Records shown:
*** Begin section ***

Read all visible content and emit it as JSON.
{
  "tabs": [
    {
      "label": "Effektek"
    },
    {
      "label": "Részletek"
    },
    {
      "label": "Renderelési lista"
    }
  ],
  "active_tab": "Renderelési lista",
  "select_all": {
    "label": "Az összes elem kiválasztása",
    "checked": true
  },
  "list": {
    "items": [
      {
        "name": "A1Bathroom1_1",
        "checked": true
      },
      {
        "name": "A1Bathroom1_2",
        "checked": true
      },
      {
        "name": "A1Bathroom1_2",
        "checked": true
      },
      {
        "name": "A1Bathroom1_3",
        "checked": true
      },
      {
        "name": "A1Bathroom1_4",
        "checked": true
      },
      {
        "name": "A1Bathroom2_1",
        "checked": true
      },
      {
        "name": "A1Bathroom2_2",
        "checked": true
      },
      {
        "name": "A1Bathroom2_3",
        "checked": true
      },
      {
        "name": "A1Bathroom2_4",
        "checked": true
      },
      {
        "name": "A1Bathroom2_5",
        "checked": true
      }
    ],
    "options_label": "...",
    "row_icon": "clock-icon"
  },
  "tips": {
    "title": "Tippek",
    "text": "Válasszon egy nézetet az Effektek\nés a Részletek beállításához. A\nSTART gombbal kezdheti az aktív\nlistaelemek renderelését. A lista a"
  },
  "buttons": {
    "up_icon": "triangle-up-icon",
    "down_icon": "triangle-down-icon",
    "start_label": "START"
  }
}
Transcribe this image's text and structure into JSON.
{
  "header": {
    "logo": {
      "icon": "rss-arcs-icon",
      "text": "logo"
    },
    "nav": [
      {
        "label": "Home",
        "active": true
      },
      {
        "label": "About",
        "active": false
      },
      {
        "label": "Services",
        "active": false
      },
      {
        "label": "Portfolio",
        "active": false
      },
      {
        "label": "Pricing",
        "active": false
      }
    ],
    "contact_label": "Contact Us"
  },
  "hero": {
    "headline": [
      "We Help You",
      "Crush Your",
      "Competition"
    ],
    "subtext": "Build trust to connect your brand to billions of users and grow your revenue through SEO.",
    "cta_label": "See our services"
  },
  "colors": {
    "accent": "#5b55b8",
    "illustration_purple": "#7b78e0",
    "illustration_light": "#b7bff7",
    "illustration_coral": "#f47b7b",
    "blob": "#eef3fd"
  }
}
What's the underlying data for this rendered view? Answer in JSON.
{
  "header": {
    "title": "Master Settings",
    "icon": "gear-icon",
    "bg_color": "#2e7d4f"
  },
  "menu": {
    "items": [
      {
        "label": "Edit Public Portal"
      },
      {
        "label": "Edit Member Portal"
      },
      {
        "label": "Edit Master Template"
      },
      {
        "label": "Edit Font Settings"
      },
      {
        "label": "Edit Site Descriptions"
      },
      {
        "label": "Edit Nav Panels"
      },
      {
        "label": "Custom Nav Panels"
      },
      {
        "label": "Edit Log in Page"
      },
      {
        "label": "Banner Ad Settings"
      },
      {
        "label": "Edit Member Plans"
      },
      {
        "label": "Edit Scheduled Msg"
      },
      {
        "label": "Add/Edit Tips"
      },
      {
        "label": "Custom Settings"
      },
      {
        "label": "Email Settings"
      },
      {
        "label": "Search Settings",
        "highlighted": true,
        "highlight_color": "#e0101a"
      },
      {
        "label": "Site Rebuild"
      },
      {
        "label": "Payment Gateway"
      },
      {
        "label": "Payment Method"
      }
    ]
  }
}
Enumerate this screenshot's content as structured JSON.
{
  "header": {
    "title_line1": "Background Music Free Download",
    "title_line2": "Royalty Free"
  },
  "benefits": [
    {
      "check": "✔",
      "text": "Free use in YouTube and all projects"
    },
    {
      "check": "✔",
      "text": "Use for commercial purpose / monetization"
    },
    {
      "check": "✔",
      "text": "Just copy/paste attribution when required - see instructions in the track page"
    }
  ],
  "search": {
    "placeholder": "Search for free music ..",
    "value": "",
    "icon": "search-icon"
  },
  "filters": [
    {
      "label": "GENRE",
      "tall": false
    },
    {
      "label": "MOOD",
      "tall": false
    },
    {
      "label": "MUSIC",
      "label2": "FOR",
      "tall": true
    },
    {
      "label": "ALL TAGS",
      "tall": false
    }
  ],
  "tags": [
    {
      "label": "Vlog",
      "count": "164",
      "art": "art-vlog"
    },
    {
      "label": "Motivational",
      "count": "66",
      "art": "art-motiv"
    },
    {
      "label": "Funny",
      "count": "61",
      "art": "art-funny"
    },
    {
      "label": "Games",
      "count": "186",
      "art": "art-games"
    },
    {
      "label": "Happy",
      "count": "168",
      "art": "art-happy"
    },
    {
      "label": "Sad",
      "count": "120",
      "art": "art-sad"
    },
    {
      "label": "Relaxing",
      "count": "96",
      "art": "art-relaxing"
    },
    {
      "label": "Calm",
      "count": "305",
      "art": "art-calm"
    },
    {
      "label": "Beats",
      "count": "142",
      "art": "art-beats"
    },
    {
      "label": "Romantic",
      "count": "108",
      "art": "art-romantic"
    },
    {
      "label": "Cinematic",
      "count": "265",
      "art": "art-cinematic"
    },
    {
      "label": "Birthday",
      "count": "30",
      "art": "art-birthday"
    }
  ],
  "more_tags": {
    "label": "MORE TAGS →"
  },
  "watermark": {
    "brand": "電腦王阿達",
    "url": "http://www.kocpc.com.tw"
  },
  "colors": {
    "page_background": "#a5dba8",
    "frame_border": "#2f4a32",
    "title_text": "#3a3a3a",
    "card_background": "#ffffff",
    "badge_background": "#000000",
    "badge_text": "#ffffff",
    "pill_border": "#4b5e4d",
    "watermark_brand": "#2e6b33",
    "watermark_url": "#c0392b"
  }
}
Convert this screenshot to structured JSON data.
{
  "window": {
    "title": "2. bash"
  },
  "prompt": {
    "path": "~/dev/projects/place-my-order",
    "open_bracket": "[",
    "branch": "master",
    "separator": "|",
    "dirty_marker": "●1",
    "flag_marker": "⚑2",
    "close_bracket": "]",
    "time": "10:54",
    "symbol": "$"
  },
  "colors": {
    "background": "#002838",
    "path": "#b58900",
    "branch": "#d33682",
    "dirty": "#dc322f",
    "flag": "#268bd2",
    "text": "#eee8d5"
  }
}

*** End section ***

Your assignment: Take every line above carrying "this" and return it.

Written reply:
Transcribe this image's text and structure into JSON.
What's the underlying data for this rendered view? Answer in JSON.
Enumerate this screenshot's content as structured JSON.
Convert this screenshot to structured JSON data.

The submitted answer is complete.